Below are some lines of data. Return all of them as they are.
** TASK MATERIAL follows **
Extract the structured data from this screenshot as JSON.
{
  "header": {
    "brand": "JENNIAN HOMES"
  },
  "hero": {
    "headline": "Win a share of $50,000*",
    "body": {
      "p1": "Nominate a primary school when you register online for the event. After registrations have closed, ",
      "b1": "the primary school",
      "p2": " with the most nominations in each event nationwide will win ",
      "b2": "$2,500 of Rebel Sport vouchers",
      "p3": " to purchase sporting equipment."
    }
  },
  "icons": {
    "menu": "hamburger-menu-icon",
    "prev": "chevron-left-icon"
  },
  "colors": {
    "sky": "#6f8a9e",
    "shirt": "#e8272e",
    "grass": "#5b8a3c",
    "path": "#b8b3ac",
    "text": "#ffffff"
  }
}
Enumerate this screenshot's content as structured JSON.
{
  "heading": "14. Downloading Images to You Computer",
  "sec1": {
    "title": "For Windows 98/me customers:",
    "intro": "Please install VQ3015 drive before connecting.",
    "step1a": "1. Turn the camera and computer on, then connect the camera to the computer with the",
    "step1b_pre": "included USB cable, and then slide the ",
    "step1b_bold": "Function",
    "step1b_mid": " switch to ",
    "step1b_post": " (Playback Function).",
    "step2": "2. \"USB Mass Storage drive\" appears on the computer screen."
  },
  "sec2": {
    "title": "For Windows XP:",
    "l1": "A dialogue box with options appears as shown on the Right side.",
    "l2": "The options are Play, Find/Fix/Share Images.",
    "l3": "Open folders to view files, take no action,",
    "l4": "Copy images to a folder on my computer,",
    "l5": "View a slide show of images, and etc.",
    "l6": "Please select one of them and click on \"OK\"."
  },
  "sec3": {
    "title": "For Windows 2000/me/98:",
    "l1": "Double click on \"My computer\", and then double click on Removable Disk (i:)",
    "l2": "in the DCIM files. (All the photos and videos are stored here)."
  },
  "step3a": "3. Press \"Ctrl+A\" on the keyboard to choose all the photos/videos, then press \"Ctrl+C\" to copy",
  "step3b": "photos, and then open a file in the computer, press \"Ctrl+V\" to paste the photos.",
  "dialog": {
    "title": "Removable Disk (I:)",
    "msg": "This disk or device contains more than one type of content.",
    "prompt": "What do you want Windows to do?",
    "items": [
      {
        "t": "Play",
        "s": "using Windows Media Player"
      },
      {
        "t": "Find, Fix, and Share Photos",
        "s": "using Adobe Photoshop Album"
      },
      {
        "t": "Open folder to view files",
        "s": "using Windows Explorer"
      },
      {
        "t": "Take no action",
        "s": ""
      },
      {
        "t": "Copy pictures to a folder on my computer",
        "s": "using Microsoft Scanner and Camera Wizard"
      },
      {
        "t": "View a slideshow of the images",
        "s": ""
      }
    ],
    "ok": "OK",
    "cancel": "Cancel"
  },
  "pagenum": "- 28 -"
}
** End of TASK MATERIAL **
ANSWER FOR THIS EXERCISE:
Extract the structured data from this screenshot as JSON.
{
  "header": {
    "brand": "JENNIAN HOMES"
  },
  "hero": {
    "headline": "Win a share of $50,000*",
    "body": {
      "p1": "Nominate a primary school when you register online for the event. After registrations have closed, ",
      "b1": "the primary school",
      "p2": " with the most nominations in each event nationwide will win ",
      "b2": "$2,500 of Rebel Sport vouchers",
      "p3": " to purchase sporting equipment."
    }
  },
  "icons": {
    "menu": "hamburger-menu-icon",
    "prev": "chevron-left-icon"
  },
  "colors": {
    "sky": "#6f8a9e",
    "shirt": "#e8272e",
    "grass": "#5b8a3c",
    "path": "#b8b3ac",
    "text": "#ffffff"
  }
}
Enumerate this screenshot's content as structured JSON.
{
  "heading": "14. Downloading Images to You Computer",
  "sec1": {
    "title": "For Windows 98/me customers:",
    "intro": "Please install VQ3015 drive before connecting.",
    "step1a": "1. Turn the camera and computer on, then connect the camera to the computer with the",
    "step1b_pre": "included USB cable, and then slide the ",
    "step1b_bold": "Function",
    "step1b_mid": " switch to ",
    "step1b_post": " (Playback Function).",
    "step2": "2. \"USB Mass Storage drive\" appears on the computer screen."
  },
  "sec2": {
    "title": "For Windows XP:",
    "l1": "A dialogue box with options appears as shown on the Right side.",
    "l2": "The options are Play, Find/Fix/Share Images.",
    "l3": "Open folders to view files, take no action,",
    "l4": "Copy images to a folder on my computer,",
    "l5": "View a slide show of images, and etc.",
    "l6": "Please select one of them and click on \"OK\"."
  },
  "sec3": {
    "title": "For Windows 2000/me/98:",
    "l1": "Double click on \"My computer\", and then double click on Removable Disk (i:)",
    "l2": "in the DCIM files. (All the photos and videos are stored here)."
  },
  "step3a": "3. Press \"Ctrl+A\" on the keyboard to choose all the photos/videos, then press \"Ctrl+C\" to copy",
  "step3b": "photos, and then open a file in the computer, press \"Ctrl+V\" to paste the photos.",
  "dialog": {
    "title": "Removable Disk (I:)",
    "msg": "This disk or device contains more than one type of content.",
    "prompt": "What do you want Windows to do?",
    "items": [
      {
        "t": "Play",
        "s": "using Windows Media Player"
      },
      {
        "t": "Find, Fix, and Share Photos",
        "s": "using Adobe Photoshop Album"
      },
      {
        "t": "Open folder to view files",
        "s": "using Windows Explorer"
      },
      {
        "t": "Take no action",
        "s": ""
      },
      {
        "t": "Copy pictures to a folder on my computer",
        "s": "using Microsoft Scanner and Camera Wizard"
      },
      {
        "t": "View a slideshow of the images",
        "s": ""
      }
    ],
    "ok": "OK",
    "cancel": "Cancel"
  },
  "pagenum": "- 28 -"
}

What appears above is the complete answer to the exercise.